- Revise your HIPAA policies to correct the weaknesses identified in your HIPAA risk analysis
- Review and revise, as appropriate, your Business Associate Contracts (which should be updated with the 2011 HIPAA Omnibus Rule changes)
- Ensure that electronic PHI held on DICOM and PACS servers (which often store and transfer medical images) are protected from outside intrusion
- Ensure that your Notice of Privacy Practices is on your website
- Develop a policy to promptly investigate potential breaches of PHI under the guidance of healthcare legal counsel
Adrienne Dresevic, Esq., is a Founding Shareholder of The Health Law Partners, P.C., a nationally recognized healthcare law firm with offices in Michigan and New York. Practicing in all areas of healthcare law, she devotes a substantial portion of her practice to providing clients with counsel and analysis regarding compliance, Stark Law, Anti-Kickback Statute, and compliance related issues. Ms. Dresevic serves on the American Bar Association Health Law Section’s Council, which serves as the voice of the national health law bar within the ABA. Ms. Dresevic also serves as the ABA Health Law Section’s Co-Chair of the Physicians Legal Issues Conference Committee, Vice Chair of the Programs Committee (Executive Leadership), and Vice Chair of the Sponsorship Committee.
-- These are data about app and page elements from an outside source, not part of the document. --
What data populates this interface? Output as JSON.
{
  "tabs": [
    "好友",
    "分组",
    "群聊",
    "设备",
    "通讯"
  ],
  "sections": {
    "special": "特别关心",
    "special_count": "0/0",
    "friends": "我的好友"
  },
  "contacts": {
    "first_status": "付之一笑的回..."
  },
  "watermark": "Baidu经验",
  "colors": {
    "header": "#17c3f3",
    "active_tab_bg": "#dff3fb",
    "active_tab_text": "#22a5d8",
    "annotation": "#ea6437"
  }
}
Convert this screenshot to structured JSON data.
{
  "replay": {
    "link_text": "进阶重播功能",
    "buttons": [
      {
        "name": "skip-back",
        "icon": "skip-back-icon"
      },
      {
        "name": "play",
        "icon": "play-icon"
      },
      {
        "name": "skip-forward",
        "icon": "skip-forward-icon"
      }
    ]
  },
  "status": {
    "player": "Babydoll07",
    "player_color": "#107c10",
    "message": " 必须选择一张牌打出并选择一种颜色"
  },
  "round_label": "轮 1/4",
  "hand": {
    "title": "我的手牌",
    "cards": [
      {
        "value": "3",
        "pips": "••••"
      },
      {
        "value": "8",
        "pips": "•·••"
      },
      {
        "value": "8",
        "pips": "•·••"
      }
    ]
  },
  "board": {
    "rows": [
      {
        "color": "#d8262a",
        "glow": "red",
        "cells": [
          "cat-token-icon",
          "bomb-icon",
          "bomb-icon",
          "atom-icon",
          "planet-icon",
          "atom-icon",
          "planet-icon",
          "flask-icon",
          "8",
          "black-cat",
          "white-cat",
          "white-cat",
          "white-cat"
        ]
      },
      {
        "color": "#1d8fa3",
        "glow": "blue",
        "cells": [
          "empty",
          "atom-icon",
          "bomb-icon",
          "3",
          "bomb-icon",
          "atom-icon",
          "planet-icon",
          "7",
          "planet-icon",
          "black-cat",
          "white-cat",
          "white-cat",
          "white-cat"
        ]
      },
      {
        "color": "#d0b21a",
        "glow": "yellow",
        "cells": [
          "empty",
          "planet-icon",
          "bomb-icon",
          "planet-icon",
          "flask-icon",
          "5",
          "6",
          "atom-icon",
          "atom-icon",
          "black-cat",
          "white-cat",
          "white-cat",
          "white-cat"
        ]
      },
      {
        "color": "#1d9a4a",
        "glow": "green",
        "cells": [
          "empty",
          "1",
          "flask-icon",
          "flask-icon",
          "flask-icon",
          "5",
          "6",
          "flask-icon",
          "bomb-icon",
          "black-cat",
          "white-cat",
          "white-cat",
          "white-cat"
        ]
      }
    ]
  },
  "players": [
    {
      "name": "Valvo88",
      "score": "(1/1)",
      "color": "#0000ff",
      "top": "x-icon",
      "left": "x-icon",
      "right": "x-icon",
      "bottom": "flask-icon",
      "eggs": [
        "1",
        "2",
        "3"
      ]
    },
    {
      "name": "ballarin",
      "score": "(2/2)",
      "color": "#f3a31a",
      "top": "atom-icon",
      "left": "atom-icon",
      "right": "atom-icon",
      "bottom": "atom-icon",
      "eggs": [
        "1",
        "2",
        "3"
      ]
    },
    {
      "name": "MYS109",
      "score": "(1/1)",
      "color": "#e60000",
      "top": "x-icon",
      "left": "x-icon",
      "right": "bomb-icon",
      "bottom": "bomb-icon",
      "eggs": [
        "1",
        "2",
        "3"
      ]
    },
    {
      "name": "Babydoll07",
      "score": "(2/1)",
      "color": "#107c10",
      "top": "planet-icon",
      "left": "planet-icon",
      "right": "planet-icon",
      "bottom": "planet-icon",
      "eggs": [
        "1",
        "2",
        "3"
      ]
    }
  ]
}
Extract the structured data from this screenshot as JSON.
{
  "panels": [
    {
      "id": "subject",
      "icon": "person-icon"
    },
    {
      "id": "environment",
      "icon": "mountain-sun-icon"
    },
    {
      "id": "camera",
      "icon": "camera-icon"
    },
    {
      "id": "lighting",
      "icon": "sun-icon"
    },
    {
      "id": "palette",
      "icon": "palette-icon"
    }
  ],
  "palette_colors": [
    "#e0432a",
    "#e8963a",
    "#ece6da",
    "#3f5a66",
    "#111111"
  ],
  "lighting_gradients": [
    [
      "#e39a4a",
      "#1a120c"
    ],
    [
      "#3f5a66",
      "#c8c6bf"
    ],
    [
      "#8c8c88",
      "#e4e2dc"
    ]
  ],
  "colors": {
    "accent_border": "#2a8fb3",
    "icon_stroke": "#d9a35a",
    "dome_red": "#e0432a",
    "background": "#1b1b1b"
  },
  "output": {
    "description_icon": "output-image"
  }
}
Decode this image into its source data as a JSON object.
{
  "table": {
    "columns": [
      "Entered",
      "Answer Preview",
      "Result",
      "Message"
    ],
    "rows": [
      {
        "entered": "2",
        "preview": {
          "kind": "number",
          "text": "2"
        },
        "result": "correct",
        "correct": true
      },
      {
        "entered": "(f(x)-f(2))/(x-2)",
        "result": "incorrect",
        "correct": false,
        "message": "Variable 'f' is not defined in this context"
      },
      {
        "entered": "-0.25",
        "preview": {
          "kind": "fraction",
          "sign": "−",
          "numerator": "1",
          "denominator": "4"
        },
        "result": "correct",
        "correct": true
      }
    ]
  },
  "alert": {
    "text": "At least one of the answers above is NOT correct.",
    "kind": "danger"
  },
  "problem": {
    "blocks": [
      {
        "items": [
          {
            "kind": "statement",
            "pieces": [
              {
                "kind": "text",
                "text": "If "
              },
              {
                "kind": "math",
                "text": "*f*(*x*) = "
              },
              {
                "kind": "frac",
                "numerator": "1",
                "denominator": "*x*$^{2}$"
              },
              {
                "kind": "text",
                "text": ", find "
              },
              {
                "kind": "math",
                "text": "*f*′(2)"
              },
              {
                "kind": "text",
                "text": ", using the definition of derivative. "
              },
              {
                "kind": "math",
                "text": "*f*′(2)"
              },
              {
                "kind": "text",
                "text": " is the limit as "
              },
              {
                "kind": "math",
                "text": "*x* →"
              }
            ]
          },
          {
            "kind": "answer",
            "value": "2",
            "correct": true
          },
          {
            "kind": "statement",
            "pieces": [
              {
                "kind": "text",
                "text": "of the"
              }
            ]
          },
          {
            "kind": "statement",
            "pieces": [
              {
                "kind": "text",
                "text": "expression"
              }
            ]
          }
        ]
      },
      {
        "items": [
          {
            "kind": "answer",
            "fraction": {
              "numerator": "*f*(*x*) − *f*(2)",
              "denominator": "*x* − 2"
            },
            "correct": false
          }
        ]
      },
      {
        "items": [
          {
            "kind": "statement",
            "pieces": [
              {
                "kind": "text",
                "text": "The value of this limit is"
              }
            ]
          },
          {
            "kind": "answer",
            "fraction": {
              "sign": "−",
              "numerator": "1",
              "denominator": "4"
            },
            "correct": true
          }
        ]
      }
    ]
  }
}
She is licensed to practice law in Michigan and New York, and can be contacted at email@example.com.
Leslie A. Rojas, Esq., is an associate with The Health Law Partners, P.C., a nationally recognized healthcare law firm with offices in Michigan and New York. Ms. Rojas’ healthcare practice focuses on compliance with federal and state healthcare regulations; fraud and abuse issues, including the Stark Law and the Anti-Kickback Statute; HIPAA and health information privacy issues; and transactional and corporate aspects of healthcare. Ms. Rojas is licensed to practice law in Michigan and Illinois, and can be contacted at firstname.lastname@example.org.
The authors are members of The Health Law Partners, P.C. and may be reached at (248) 996-8510 or (212) 734-0128, or at www.thehlp.com.
For more regulatory news, visit www.ahraonline.org/news.